→ Your instructions
The response must consist of all the records, retyped exactly.

→ Material supplied
§ §

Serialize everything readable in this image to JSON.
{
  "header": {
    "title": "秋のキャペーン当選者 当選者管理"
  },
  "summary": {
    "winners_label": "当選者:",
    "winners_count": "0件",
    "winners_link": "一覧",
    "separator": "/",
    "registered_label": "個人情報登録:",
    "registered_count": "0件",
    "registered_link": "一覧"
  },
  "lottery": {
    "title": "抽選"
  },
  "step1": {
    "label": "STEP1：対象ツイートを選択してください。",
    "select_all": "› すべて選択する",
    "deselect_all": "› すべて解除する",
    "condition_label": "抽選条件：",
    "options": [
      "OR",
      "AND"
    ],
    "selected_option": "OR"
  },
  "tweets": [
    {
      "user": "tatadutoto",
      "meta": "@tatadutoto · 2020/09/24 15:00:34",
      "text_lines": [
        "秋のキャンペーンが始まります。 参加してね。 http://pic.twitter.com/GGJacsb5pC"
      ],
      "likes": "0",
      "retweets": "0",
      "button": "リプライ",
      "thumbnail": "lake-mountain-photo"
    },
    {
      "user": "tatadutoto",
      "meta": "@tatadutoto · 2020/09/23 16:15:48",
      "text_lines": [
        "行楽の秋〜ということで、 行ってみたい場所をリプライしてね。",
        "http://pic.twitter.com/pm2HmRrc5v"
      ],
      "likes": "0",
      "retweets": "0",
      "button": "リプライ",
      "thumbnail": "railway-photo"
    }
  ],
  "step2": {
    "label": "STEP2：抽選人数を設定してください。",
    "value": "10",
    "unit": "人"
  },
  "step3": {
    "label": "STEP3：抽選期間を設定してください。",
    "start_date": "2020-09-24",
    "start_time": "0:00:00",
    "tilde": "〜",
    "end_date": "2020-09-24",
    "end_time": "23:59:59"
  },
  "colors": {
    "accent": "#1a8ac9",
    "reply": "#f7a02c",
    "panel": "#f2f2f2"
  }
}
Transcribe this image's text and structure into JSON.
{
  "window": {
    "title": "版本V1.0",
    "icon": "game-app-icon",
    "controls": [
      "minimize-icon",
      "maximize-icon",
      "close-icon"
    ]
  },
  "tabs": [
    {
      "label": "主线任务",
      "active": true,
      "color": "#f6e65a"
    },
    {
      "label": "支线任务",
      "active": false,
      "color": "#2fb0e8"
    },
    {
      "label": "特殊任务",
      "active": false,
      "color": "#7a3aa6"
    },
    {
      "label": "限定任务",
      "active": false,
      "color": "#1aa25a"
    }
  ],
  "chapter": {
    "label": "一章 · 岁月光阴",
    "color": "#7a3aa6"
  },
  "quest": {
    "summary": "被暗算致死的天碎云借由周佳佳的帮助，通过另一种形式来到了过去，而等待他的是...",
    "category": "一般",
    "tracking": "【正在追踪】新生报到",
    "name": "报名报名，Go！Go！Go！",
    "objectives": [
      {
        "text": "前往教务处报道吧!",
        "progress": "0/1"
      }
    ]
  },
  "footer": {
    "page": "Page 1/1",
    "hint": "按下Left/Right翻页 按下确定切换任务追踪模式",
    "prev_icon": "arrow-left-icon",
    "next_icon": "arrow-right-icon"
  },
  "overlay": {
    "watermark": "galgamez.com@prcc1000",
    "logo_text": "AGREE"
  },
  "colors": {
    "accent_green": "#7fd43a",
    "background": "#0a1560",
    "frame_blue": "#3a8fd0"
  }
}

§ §

→ Result of the exercise
Serialize everything readable in this image to JSON.
{
  "header": {
    "title": "秋のキャペーン当選者 当選者管理"
  },
  "summary": {
    "winners_label": "当選者:",
    "winners_count": "0件",
    "winners_link": "一覧",
    "separator": "/",
    "registered_label": "個人情報登録:",
    "registered_count": "0件",
    "registered_link": "一覧"
  },
  "lottery": {
    "title": "抽選"
  },
  "step1": {
    "label": "STEP1：対象ツイートを選択してください。",
    "select_all": "› すべて選択する",
    "deselect_all": "› すべて解除する",
    "condition_label": "抽選条件：",
    "options": [
      "OR",
      "AND"
    ],
    "selected_option": "OR"
  },
  "tweets": [
    {
      "user": "tatadutoto",
      "meta": "@tatadutoto · 2020/09/24 15:00:34",
      "text_lines": [
        "秋のキャンペーンが始まります。 参加してね。 http://pic.twitter.com/GGJacsb5pC"
      ],
      "likes": "0",
      "retweets": "0",
      "button": "リプライ",
      "thumbnail": "lake-mountain-photo"
    },
    {
      "user": "tatadutoto",
      "meta": "@tatadutoto · 2020/09/23 16:15:48",
      "text_lines": [
        "行楽の秋〜ということで、 行ってみたい場所をリプライしてね。",
        "http://pic.twitter.com/pm2HmRrc5v"
      ],
      "likes": "0",
      "retweets": "0",
      "button": "リプライ",
      "thumbnail": "railway-photo"
    }
  ],
  "step2": {
    "label": "STEP2：抽選人数を設定してください。",
    "value": "10",
    "unit": "人"
  },
  "step3": {
    "label": "STEP3：抽選期間を設定してください。",
    "start_date": "2020-09-24",
    "start_time": "0:00:00",
    "tilde": "〜",
    "end_date": "2020-09-24",
    "end_time": "23:59:59"
  },
  "colors": {
    "accent": "#1a8ac9",
    "reply": "#f7a02c",
    "panel": "#f2f2f2"
  }
}
Transcribe this image's text and structure into JSON.
{
  "window": {
    "title": "版本V1.0",
    "icon": "game-app-icon",
    "controls": [
      "minimize-icon",
      "maximize-icon",
      "close-icon"
    ]
  },
  "tabs": [
    {
      "label": "主线任务",
      "active": true,
      "color": "#f6e65a"
    },
    {
      "label": "支线任务",
      "active": false,
      "color": "#2fb0e8"
    },
    {
      "label": "特殊任务",
      "active": false,
      "color": "#7a3aa6"
    },
    {
      "label": "限定任务",
      "active": false,
      "color": "#1aa25a"
    }
  ],
  "chapter": {
    "label": "一章 · 岁月光阴",
    "color": "#7a3aa6"
  },
  "quest": {
    "summary": "被暗算致死的天碎云借由周佳佳的帮助，通过另一种形式来到了过去，而等待他的是...",
    "category": "一般",
    "tracking": "【正在追踪】新生报到",
    "name": "报名报名，Go！Go！Go！",
    "objectives": [
      {
        "text": "前往教务处报道吧!",
        "progress": "0/1"
      }
    ]
  },
  "footer": {
    "page": "Page 1/1",
    "hint": "按下Left/Right翻页 按下确定切换任务追踪模式",
    "prev_icon": "arrow-left-icon",
    "next_icon": "arrow-right-icon"
  },
  "overlay": {
    "watermark": "galgamez.com@prcc1000",
    "logo_text": "AGREE"
  },
  "colors": {
    "accent_green": "#7fd43a",
    "background": "#0a1560",
    "frame_blue": "#3a8fd0"
  }
}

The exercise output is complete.